───── Record extracts ─────
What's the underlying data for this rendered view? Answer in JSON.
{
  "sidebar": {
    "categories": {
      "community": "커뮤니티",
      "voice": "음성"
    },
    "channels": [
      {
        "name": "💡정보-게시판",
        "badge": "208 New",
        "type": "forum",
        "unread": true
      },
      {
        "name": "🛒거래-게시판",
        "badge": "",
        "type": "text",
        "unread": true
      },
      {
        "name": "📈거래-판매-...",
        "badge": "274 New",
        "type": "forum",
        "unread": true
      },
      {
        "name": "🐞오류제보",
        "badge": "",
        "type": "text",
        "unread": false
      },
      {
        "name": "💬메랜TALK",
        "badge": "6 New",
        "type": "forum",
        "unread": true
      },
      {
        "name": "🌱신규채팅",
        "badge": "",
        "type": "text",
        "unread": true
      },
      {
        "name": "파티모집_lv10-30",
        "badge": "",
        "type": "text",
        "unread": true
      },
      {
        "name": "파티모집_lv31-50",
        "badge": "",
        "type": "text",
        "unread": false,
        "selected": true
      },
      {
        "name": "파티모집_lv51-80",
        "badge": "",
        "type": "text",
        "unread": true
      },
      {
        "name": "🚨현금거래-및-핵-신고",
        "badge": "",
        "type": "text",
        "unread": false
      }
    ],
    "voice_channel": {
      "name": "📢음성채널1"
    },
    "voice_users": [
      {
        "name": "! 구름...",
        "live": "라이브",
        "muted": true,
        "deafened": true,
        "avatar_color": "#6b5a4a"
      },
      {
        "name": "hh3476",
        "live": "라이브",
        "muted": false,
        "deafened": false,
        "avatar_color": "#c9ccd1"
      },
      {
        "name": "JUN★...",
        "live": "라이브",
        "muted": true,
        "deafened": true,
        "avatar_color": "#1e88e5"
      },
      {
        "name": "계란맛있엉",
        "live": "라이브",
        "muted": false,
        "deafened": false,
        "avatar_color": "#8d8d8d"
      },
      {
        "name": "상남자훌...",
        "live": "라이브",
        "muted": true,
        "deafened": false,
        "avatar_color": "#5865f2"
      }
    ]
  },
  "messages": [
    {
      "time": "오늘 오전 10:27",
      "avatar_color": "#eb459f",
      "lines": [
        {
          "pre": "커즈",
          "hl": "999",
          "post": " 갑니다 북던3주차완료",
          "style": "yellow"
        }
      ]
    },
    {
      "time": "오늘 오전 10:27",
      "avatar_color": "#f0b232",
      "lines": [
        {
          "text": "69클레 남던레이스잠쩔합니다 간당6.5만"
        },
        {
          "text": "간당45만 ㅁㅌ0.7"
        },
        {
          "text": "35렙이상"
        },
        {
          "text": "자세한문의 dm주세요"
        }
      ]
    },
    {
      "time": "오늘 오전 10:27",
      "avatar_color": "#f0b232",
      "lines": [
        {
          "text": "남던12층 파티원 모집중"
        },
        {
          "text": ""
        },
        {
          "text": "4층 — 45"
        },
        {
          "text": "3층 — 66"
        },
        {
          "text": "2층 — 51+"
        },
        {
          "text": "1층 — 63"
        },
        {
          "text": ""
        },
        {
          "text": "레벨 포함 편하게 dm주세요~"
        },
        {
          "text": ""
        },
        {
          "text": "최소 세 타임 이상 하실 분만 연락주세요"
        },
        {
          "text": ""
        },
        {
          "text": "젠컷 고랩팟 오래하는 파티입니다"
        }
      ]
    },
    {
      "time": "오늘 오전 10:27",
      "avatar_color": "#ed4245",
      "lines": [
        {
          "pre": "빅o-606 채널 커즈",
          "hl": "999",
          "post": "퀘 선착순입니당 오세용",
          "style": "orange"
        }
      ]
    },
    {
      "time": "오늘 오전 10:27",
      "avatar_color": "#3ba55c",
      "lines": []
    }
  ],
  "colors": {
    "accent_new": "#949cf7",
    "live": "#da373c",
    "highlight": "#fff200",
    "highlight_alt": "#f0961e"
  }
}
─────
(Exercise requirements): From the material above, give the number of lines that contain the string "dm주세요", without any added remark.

(Solution): 2